'Before I Go to Sleep'
Proving yet again that no idea is too good to avoid being done to death, ‘Before I Go to Sleep’ takes the amnesiac thriller concept of ‘Memento’ and demonstrates how easy it is to screw up. This is a thriller without thrills, serving up tiresome insights and plot twists invisible only to audiences who aren’t paying attention. Fortunately for the filmmakers, their movie is also dull enough to lull most viewers into sleep, which will prevent them from predicting what’s coming thirty minutes before the actors do.
Nicole Kidman stars as a woman stricken with a very special brand of amnesia that allows her to retain memories only during her waking hours. Every morning she emerges from bed thinking that she’s in her mid-20s, only to have her loving husband (Colin Firth) explain that she’s actually middle-aged and permanently brain damaged from an event in her past. So, every day is a series of revelations that will have to be repeated the next day. In other words, this is ’50 First Dates’ without the meet-cute romance or the comedy.
However, now there’s a twist. A mysterious doctor (Mark Strong) takes an interest in Kidman’s unique condition and thinks that her life might not be what it seems. Every day, they discover something new that Kidman records herself explaining on a video camera that she will find as soon as her husband leaves home each morning. Trickiness and betrayal are abound in Kidman’s actual backstory, just don’t think too hard about what those twists could be since there aren’t many possibilities and you might figure everything out before walking into the theater.

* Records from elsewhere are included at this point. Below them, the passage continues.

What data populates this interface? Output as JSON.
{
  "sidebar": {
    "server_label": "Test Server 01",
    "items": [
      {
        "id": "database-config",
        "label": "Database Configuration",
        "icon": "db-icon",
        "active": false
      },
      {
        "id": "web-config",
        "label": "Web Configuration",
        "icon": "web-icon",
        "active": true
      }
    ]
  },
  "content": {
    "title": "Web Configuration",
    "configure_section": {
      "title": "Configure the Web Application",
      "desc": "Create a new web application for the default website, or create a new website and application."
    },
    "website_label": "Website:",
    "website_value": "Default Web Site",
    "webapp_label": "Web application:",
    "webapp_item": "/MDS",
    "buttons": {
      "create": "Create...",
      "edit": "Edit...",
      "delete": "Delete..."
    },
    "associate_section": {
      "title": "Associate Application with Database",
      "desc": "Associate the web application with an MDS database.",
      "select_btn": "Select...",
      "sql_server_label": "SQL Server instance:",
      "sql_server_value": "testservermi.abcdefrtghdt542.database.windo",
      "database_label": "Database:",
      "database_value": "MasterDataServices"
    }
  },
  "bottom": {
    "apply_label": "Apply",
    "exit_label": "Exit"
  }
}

That’s the trouble with ‘Before I Go to Sleep’. The basic setup might sound slightly outside the norm, but for anyone with more than a passing familiarity with this genre, the story is very obviously one that you’ve seen before. Granted, there’s a decent memory-loss gimmick in play here that makes at least the opening act play out with light to moderate unpredictability. Likewise, the cast is far better than the tiresome material deserves, so the likes of Kidman, Firth and Strong elevate a few scenes to a level approaching believability early on.
For a while, you might even find yourself enjoying the movie and even getting anxious about how it will turn out. Then at a certain point, you’ll notice that only a handful of characters could even potentially be involved in the mystery, and it’s preeeeeetty obvious what happened. A mystery movie without much mystery is a bit of a problem.
Sadly, there’s very little else to even say about this forgettable little movie. Director Rowan Joffe (son of Roland Joffe) is proficient enough as a visual stylist to deliver something that looks accomplished. His flick even unfolds with fairly effective narrative rhythms and structure. ‘Before I Go to Sleep’ is competently made and features talented actors who look good and lend credibility to lines that don’t deserve it. Yet, with a story this dumb and obvious that steals so liberally from previous thrillers without adding anything compelling of its own, none of that really matters. This might be a professional product, but it’s still a bad one. Don’t bother.